The solution is not to diminish diversity. Diversity is a great thing. Nor is the solution that we all go and study cultural anthropology like I did. Because even I didn’t know all of these norms in the story above until it happened. So how can we prevent this and repair things when we make mistakes? (And we need to give each other grace, because this is not easy and it is messy!)
COCA to the Rescue
My wife does think that chocolate is the cure for just about all things. But this COCA is an acronym given to us by Daniel Siegle, author of “The Neurobiology of We.” He suggests that mutual integration of our mental and cultural realities happens when we adopt COCA mindsets. COCA stands for Curious, Open, Compassionate and Accepting. This allows us to become aware of the differing sets of meanings, norms and values held by the other. COCA creates a safe place that invites the other to share with you, an inclusive space. When we all operate in a COCA way we begin to share our diversity in life-giving ways. But strap on your seat belts of humility because this is not easy and we will make mistakes. When mistakes happen be “open” to making repairs in relationships. Also be “compassionate.” Compassion means we ‘suffer together’ through our mistakes to get to the outcome of mutual mindsight.
Where Are You From?
Let me give you another example of how cultural norms could conflict. On many university campuses a new norm has been created where asking “Where are you from?” is considered a culturally offensive action, as some have been hurt by the implication that they are not “really” included in the local population. This is a laudable sensitivity, yet even this norm could violate someone else’s norm. I spent years in the Mediterranean where “Apo pou esia” (“Where are you from?” in Greek) was the culturally normative first question you were expected to ask. The stranger who was asked would dive in with great delight about what country, village, and personal ancestry he or she came from. The listener would listen with open curiosity and eagerness to learn about the stranger they had just met. The Greek would talk loudly and over the top of the other with all of his excitement. Contrast that with the indigenous people, the Dakelh of British Columbia, that I had the privilege to visit. The Dakelh held a cultural expectation that when you first met, you would sit in silence for about a minute or so. Then your host would begin the conversation. This showed respect to the person you were coming to visit, that you didn’t have an agenda. Wow, how cool is that? Yet how many of us would misunderstand their silence?
If a Dakelh, a US college student, and a Greek enter a bar how do they get to know one another’s norms? You see how it can be tricky? If all three were Curious, Open, Compassionate, and Accepting the three would begin to create space for one another to learn the norms, meanings and values of their respective origin cultures. And in today’s world getting to know one another can be even more complex. What if the Dahelh marries a Greek and they send their child to college in the US? You get what I mean and why we need COCA?
We Can Get There
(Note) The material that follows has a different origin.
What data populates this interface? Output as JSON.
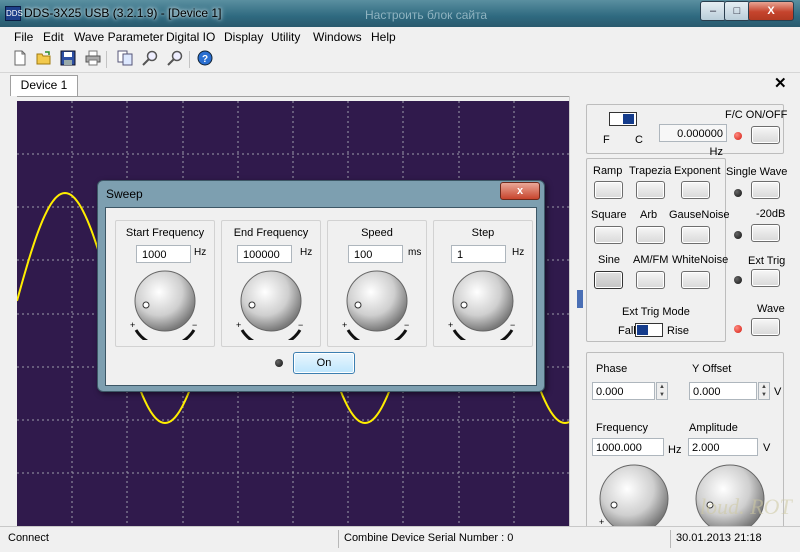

Remember the goal is for all people to feel known, understood and appreciated. We cannot simply make a list of new norms and expect all to conform. Rather we need to adopt an attitude that will open the door to mutual mindsight. We need to open the door to making mistakes in a spirit of openness and compassion. We need to make repairs and journey on together. And that comes through a messy yet delightful process called COCA. People thrive when they feel they engage in life-giving relationships. The places we work are great opportunities for us to build this. It takes leaders trained to begin to spot culturally diverse norms, meanings and values. It takes COCA trained leaders to create that space of inclusion that we all desire. Then we can work together learning and growing together.